/ 23 June 2010

Folk musicians flourish at fest

Folk music is mushrooming on the Fringe this year with musicians Gary Thomas, Ginsburg and Herman, and Meri Ké bringing soul to the Festival with their acoustic melodies.

These guitarists each give their own interpretation of folk with rich harmonies combining creatively with various other musical forms. Thomas draws on the ‘whack acoustic” sound of the anti-folk movement made popular by Regina Spektor.

Though wary of defining his sound, he concedes that this is the most fitting description. Anti-folk emerged as a shift away from the folk music of the 1960s, though his latest album has the relaxed sound and raw quality of folk.

‘It’s experimental and weird,” says Thomas, who has played alongside musicians like Guy Buttery and Farryl Purkiss.

The Fringe offers an intimate atmosphere for artists.

‘Everyone is focused on you, so if you fuck up, you just shrug it off,” he says.

Thomas will also perform on Thursday at The Sound Kiln music festival.

‘That will have a bigger vibe,” he says. ‘I’ve always warmed to festivals and smaller stages.”

Would he consider going mainstream?

He laughs. ‘I won’t write mainstream songs, but I won’t turn down an opportunity to turn this into a job and not just a great love.”

Josh Ginsburg and Lance Herman have performed in Grahamstown before as part of Fly Paper Jet and acted in The Travelling Salesman directed by Rob van Vuuren. Ginsburg and Herman are back on stage this year as a two-piece band, having reduced their sound to a more basic level.

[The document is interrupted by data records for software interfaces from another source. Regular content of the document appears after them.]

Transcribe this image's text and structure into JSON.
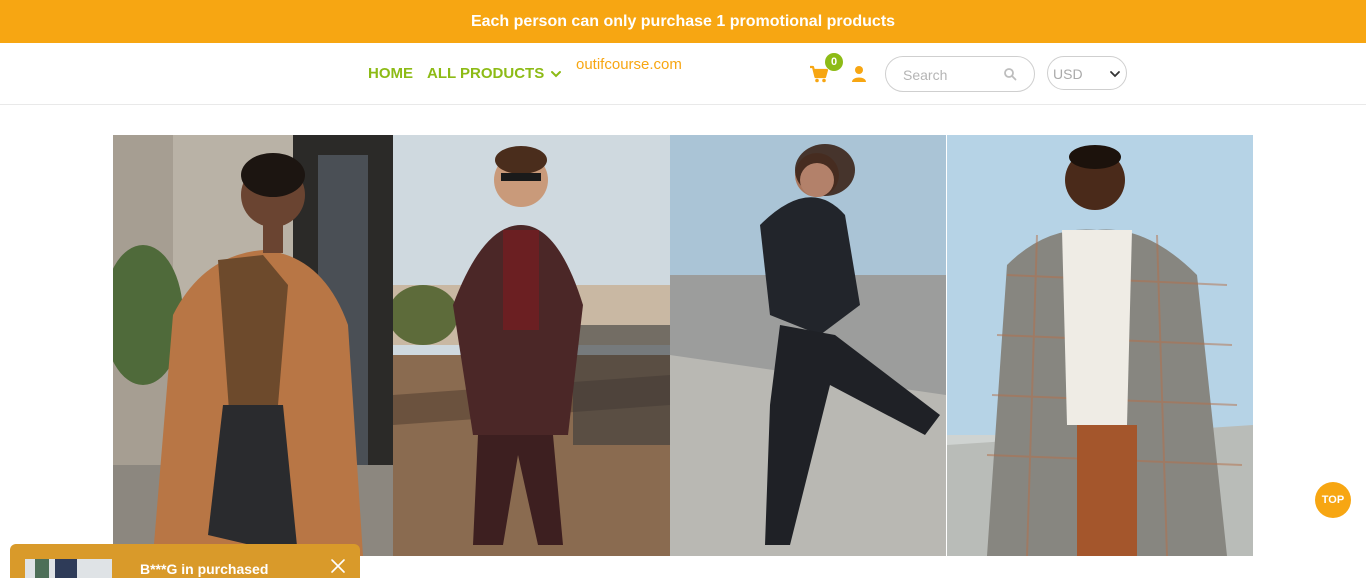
{
  "promo": {
    "text": "Each person can only purchase 1 promotional products"
  },
  "nav": {
    "home": "HOME",
    "all_products": "ALL PRODUCTS"
  },
  "site": {
    "name": "outifcourse.com"
  },
  "cart": {
    "count": "0",
    "icon": "cart-icon"
  },
  "account": {
    "icon": "user-icon"
  },
  "search": {
    "placeholder": "Search",
    "icon": "search-icon"
  },
  "currency": {
    "selected": "USD"
  },
  "scroll_top": {
    "label": "TOP"
  },
  "notification": {
    "text": "B***G in purchased"
  },
  "colors": {
    "accent_orange": "#f7a612",
    "nav_green": "#8dbb16",
    "popup_bg": "#d99a2a"
  }
}
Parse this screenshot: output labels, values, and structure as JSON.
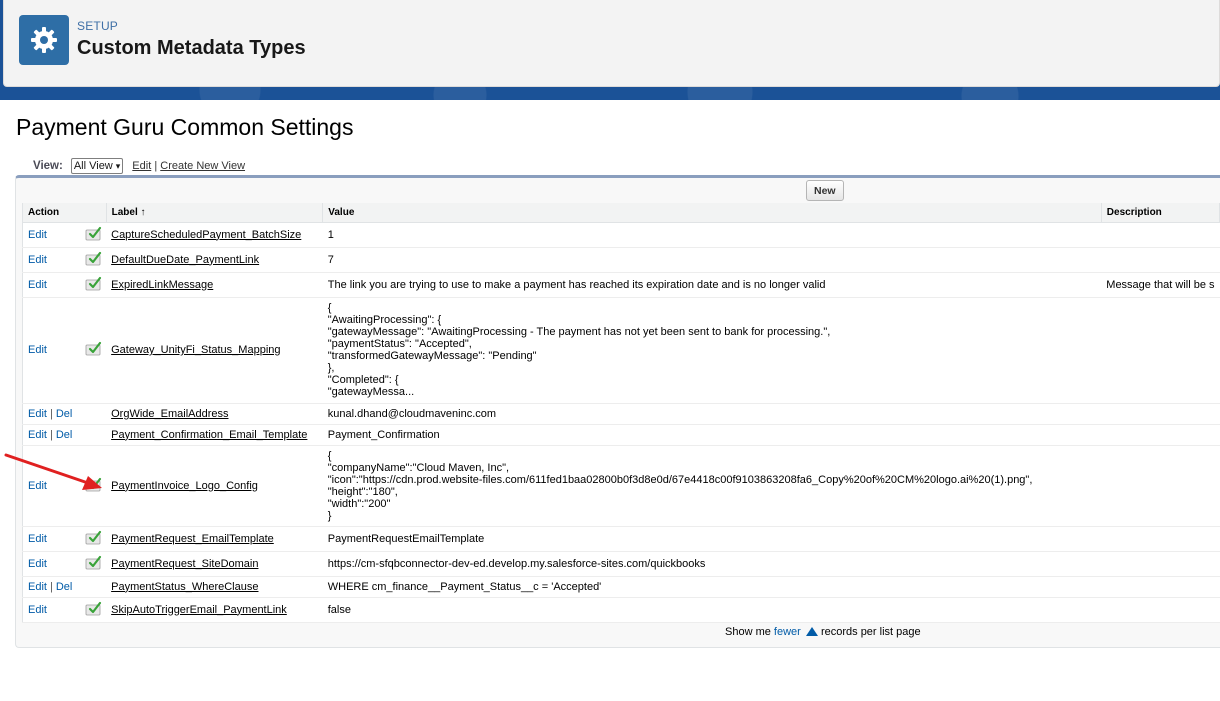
{
  "header": {
    "setup_label": "SETUP",
    "title": "Custom Metadata Types"
  },
  "object_title": "Payment Guru Common Settings",
  "view": {
    "label": "View:",
    "selected": "All View",
    "edit_link": "Edit",
    "separator": "|",
    "create_link": "Create New View"
  },
  "new_button": "New",
  "columns": {
    "action": "Action",
    "label": "Label",
    "sort_indicator": "↑",
    "value": "Value",
    "description": "Description"
  },
  "rows": [
    {
      "actions": [
        "Edit"
      ],
      "checked": true,
      "label": "CaptureScheduledPayment_BatchSize",
      "value": "1",
      "description": ""
    },
    {
      "actions": [
        "Edit"
      ],
      "checked": true,
      "label": "DefaultDueDate_PaymentLink",
      "value": "7",
      "description": ""
    },
    {
      "actions": [
        "Edit"
      ],
      "checked": true,
      "label": "ExpiredLinkMessage",
      "value": "The link you are trying to use to make a payment has reached its expiration date and is no longer valid",
      "description": "Message that will be s"
    },
    {
      "actions": [
        "Edit"
      ],
      "checked": true,
      "label": "Gateway_UnityFi_Status_Mapping",
      "value": "{\n\"AwaitingProcessing\": {\n\"gatewayMessage\": \"AwaitingProcessing - The payment has not yet been sent to bank for processing.\",\n\"paymentStatus\": \"Accepted\",\n\"transformedGatewayMessage\": \"Pending\"\n},\n\"Completed\": {\n\"gatewayMessa...",
      "description": ""
    },
    {
      "actions": [
        "Edit",
        "Del"
      ],
      "checked": false,
      "label": "OrgWide_EmailAddress",
      "value": "kunal.dhand@cloudmaveninc.com",
      "description": ""
    },
    {
      "actions": [
        "Edit",
        "Del"
      ],
      "checked": false,
      "label": "Payment_Confirmation_Email_Template",
      "value": "Payment_Confirmation",
      "description": ""
    },
    {
      "actions": [
        "Edit"
      ],
      "checked": true,
      "label": "PaymentInvoice_Logo_Config",
      "value": "{\n\"companyName\":\"Cloud Maven, Inc\",\n\"icon\":\"https://cdn.prod.website-files.com/611fed1baa02800b0f3d8e0d/67e4418c00f9103863208fa6_Copy%20of%20CM%20logo.ai%20(1).png\",\n\"height\":\"180\",\n\"width\":\"200\"\n}",
      "description": ""
    },
    {
      "actions": [
        "Edit"
      ],
      "checked": true,
      "label": "PaymentRequest_EmailTemplate",
      "value": "PaymentRequestEmailTemplate",
      "description": ""
    },
    {
      "actions": [
        "Edit"
      ],
      "checked": true,
      "label": "PaymentRequest_SiteDomain",
      "value": "https://cm-sfqbconnector-dev-ed.develop.my.salesforce-sites.com/quickbooks",
      "description": ""
    },
    {
      "actions": [
        "Edit",
        "Del"
      ],
      "checked": false,
      "label": "PaymentStatus_WhereClause",
      "value": "WHERE cm_finance__Payment_Status__c = 'Accepted'",
      "description": ""
    },
    {
      "actions": [
        "Edit"
      ],
      "checked": true,
      "label": "SkipAutoTriggerEmail_PaymentLink",
      "value": "false",
      "description": ""
    }
  ],
  "pager": {
    "prefix": "Show me",
    "link": "fewer",
    "suffix": "records per list page"
  },
  "colors": {
    "header_band": "#1b5297",
    "setup_icon_bg": "#2e6ea6",
    "link": "#015ba7",
    "arrow": "#e02020"
  }
}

‘We’re friends who make music together, and we need the structure of a two-piece band to perform as individuals,” Ginsburg says.

Ginsburg describes their sound as ‘cinematic folk”.

‘There is a strong story-telling element in our songs at the centre, which we colour in with minimal electronic beats,” Ginsburg says. He plays electric guitar with Herman on acoustic and vocals.

‘Music is always a work in progress. Festival gives us a measure of where we’re at,” Ginsburg says. ‘So we’re just saying, ‘This is us. These are our songs.”

Acoustic guitarist Meri Ké is enjoying her first time at the Festival.

”It’s wonderful, and the response to my music has been great,” she says.

This soul-folk musician describes her lyrics as poetic and philosophical.

‘My music is storytelling in a soulful way,” she says.

‘But though the lyrics have a deeper meaning, they’re still vibrant, they’re still lively.”

Meri Ké released her debut album, In A Moment, in 2008.

This piece is from Cue Online, a project of Rhodes University’s New Media Lab.